As C-peptide quartile increased, CIIS was higher. Results of a multivariable linear regression analysis, adjusting for age and sex, found that circulating C-peptide was positively related to CIIS (b=.13; 95% CI, 0.06-0.19). This linear relationship existed after additional adjustments for lifestyle were made, and following laboratory examinations (b=.09 and 0.09; 95% CI, 0.00-0.17 and 0.00-0.17, respectively).

Across quartiles, prevalence of SC-MI was 31.6%, 31.3%, 38.6%, and 43.6%. When compared with the lowest quartile, the highest quartile was associated significantly with SC-MI after adjustment for sociodemographic factors (odds ratio [OR], 1.59; 95% CI, 1.31-1.92). This association remained statistically significant after further adjustments.

Additionally, researchers found that a 1-unit increase in C-peptide was associated with a 1.27-fold higher risk of SC-MI (OR, 1.27; 95% CI, 1.08-1.50).

Results of a subgroup analysis showed that the association between C-peptide and SC-MI was consistent across both age and gender. Additionally, investigators found that a higher level of C-peptide increased SC-MI risk across disease severity, although this was only significant in the borderline abnormality group.

Study limitations include the cross-sectional nature and the inclusion only of baseline C-peptide.

“Our study confirmed that circulating C-peptide level was independently associated with electrocardiographic subclinical myocardial injury after adjusting for cardiovascular risk factors and glucose metabolism-related biomarkers,” the researchers concluded.

Reference

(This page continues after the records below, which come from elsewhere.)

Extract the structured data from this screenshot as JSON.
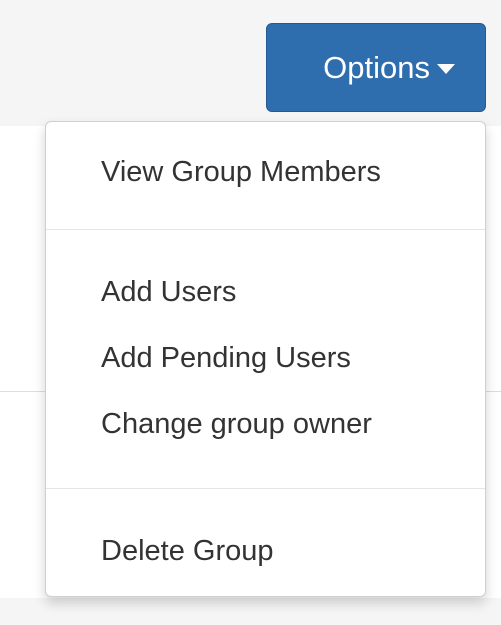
{
  "options_button": {
    "label": "Options"
  },
  "menu": {
    "view_group_members": "View Group Members",
    "add_users": "Add Users",
    "add_pending_users": "Add Pending Users",
    "change_group_owner": "Change group owner",
    "delete_group": "Delete Group"
  },
  "colors": {
    "button_bg": "#2e6eae",
    "menu_text": "#333333",
    "divider": "#e5e5e5"
  },
  "icons": {
    "button_caret": "caret-down-icon"
  }
}
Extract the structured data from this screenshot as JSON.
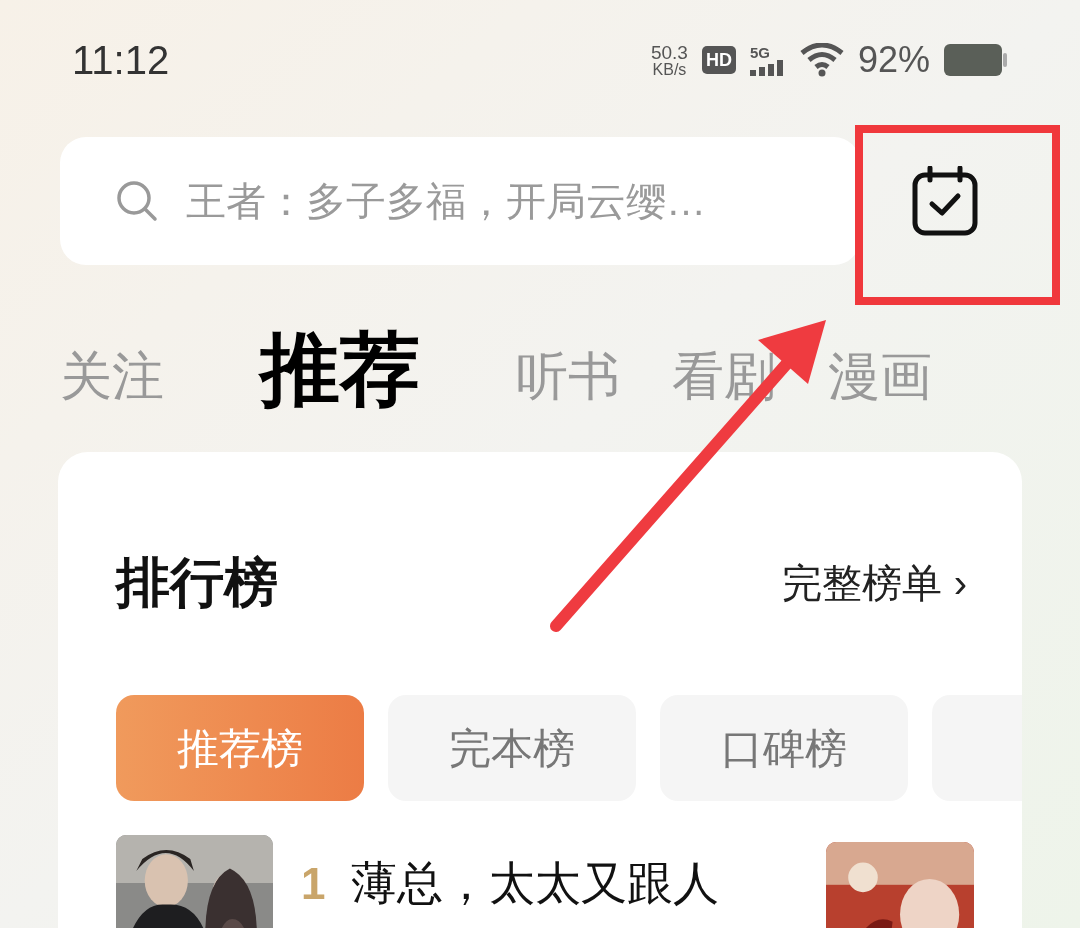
{
  "status_bar": {
    "time": "11:12",
    "speed_value": "50.3",
    "speed_unit": "KB/s",
    "hd": "HD",
    "network": "5G",
    "battery": "92%"
  },
  "search": {
    "placeholder": "王者：多子多福，开局云缨…"
  },
  "tabs": [
    {
      "label": "关注",
      "selected": false
    },
    {
      "label": "推荐",
      "selected": true
    },
    {
      "label": "听书",
      "selected": false
    },
    {
      "label": "看剧",
      "selected": false
    },
    {
      "label": "漫画",
      "selected": false
    }
  ],
  "ranking": {
    "title": "排行榜",
    "more": "完整榜单",
    "more_arrow": "›",
    "chips": [
      {
        "label": "推荐榜",
        "selected": true
      },
      {
        "label": "完本榜",
        "selected": false
      },
      {
        "label": "口碑榜",
        "selected": false
      },
      {
        "selected": false
      }
    ],
    "books": [
      {
        "rank": "1",
        "title": "薄总，太太又跟人"
      }
    ]
  }
}
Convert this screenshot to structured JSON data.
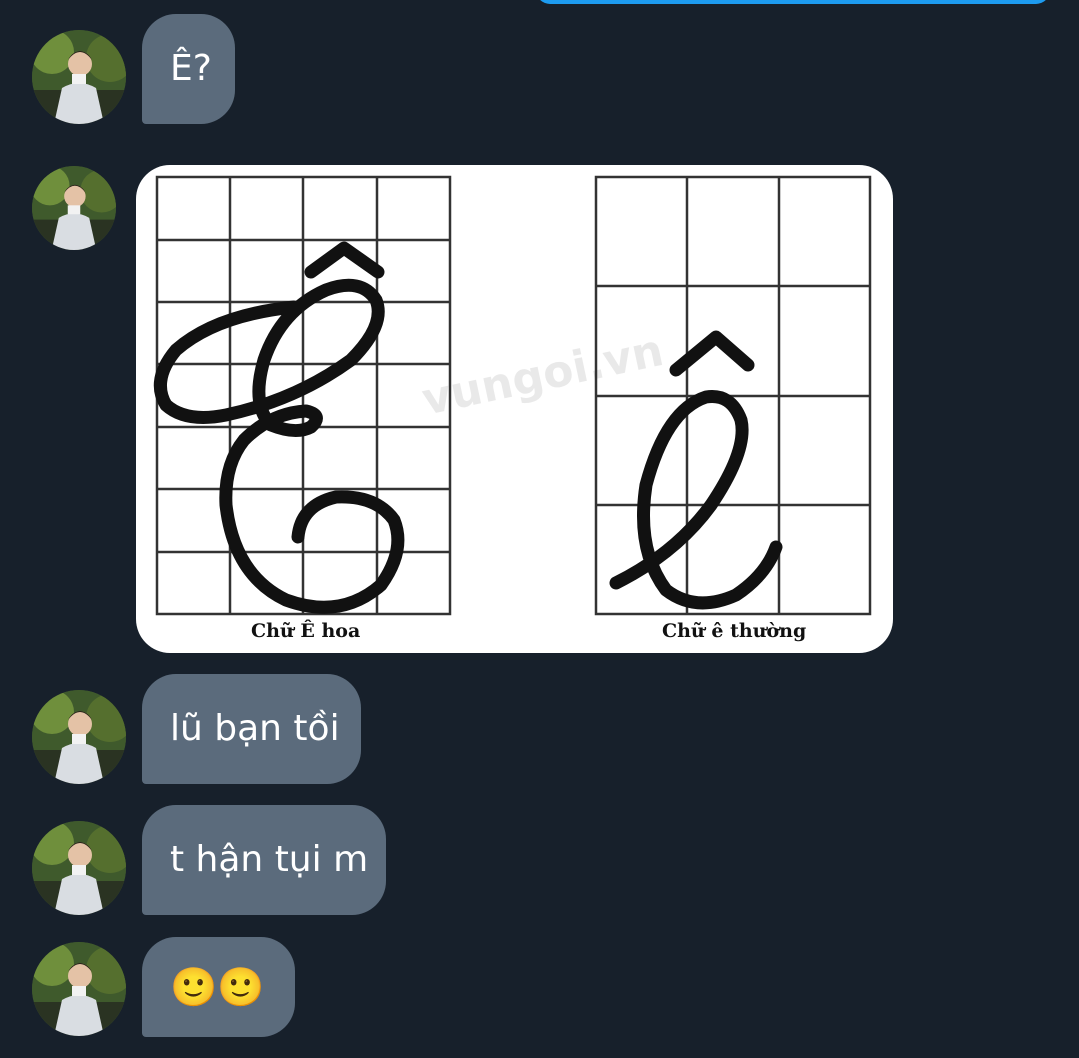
{
  "conversation": {
    "messages": [
      {
        "type": "text",
        "text": "Ê?"
      },
      {
        "type": "image",
        "captions": {
          "upper": "Chữ Ê hoa",
          "lower": "Chữ ê thường"
        },
        "watermark": "vungoi.vn"
      },
      {
        "type": "text",
        "text": "lũ bạn tồi"
      },
      {
        "type": "text",
        "text": "t hận tụi m"
      },
      {
        "type": "text",
        "text": "🙂🙂"
      }
    ]
  },
  "colors": {
    "background": "#17202b",
    "bubble": "#5b6b7c",
    "sent_bubble": "#1d9bf0"
  }
}
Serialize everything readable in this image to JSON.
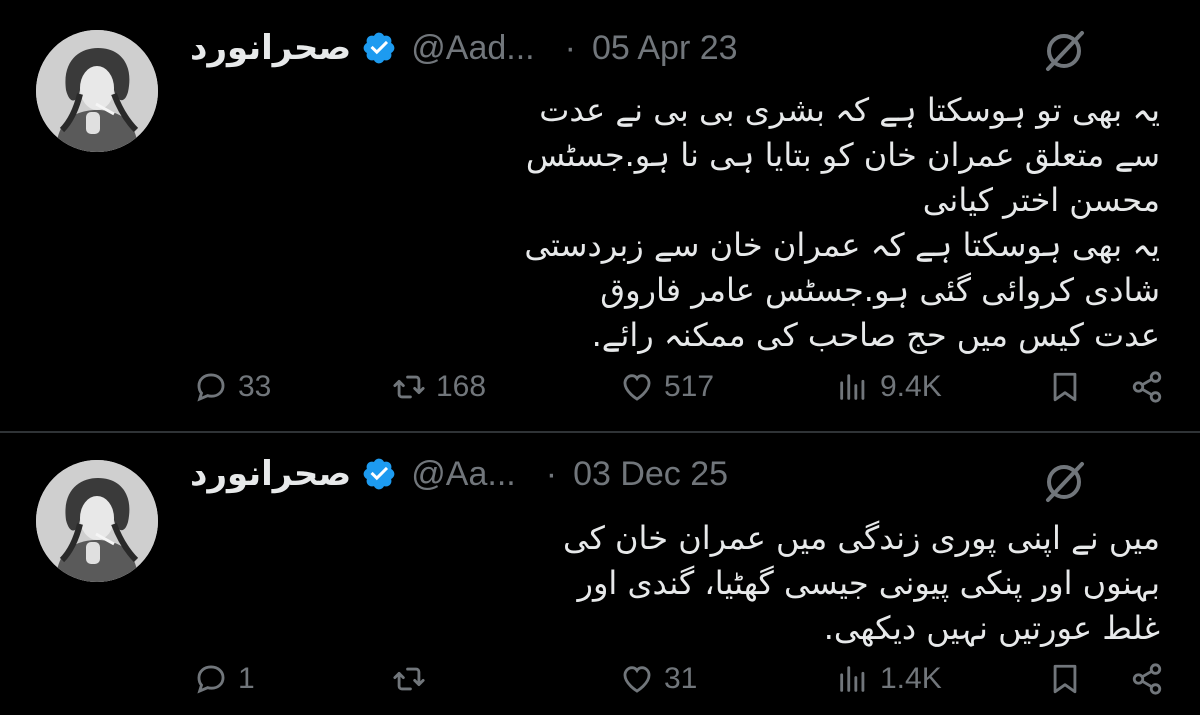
{
  "tweets": [
    {
      "display_name": "صحرانورد",
      "handle": "@Aad...",
      "separator": "·",
      "date": "05 Apr 23",
      "text": "یہ بھی تو ہوسکتا ہے کہ بشری بی بی نے عدت\nسے متعلق عمران خان کو بتایا ہی نا ہو.جسٹس\nمحسن اختر کیانی\nیہ بھی ہوسکتا ہے کہ عمران خان سے زبردستی\nشادی کروائی گئی ہو.جسٹس عامر فاروق\nعدت کیس میں حج صاحب کی ممکنہ رائے.",
      "replies": "33",
      "retweets": "168",
      "likes": "517",
      "views": "9.4K"
    },
    {
      "display_name": "صحرانورد",
      "handle": "@Aa...",
      "separator": "·",
      "date": "03 Dec 25",
      "text": "میں نے اپنی پوری زندگی میں عمران خان کی\nبہنوں اور پنکی پیونی جیسی گھٹیا، گندی اور\nغلط عورتیں نہیں دیکھی.",
      "replies": "1",
      "retweets": "",
      "likes": "31",
      "views": "1.4K"
    }
  ],
  "colors": {
    "background": "#000000",
    "text": "#e7e9ea",
    "muted": "#71767b",
    "verified": "#1d9bf0",
    "divider": "#2f3336"
  },
  "icons": [
    "verified-badge-icon",
    "grok-icon",
    "reply-icon",
    "retweet-icon",
    "like-icon",
    "views-icon",
    "bookmark-icon",
    "share-icon"
  ]
}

Chen Z, He J, Ma Q, Xiao M. Association between C-peptide level and subclinical myocardial injury. Front Endocrinol. Published online August 12, 2021. doi:10.3389/fendo.2021.680501